(DATASET EXTRACT)

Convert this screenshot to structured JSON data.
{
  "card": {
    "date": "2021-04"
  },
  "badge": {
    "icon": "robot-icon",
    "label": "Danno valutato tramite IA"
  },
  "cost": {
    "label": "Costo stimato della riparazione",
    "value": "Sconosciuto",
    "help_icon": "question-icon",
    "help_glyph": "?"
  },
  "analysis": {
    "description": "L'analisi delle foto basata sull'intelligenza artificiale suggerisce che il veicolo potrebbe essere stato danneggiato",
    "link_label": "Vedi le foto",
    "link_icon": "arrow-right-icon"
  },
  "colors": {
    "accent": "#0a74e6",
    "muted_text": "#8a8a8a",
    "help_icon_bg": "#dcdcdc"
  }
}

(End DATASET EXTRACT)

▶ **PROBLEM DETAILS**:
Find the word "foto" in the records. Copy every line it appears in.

▶ **EXPECTED ANSWER**:
    "description": "L'analisi delle foto basata sull'intelligenza artificiale suggerisce che il veicolo potrebbe essere stato danneggiato",
    "link_label": "Vedi le foto",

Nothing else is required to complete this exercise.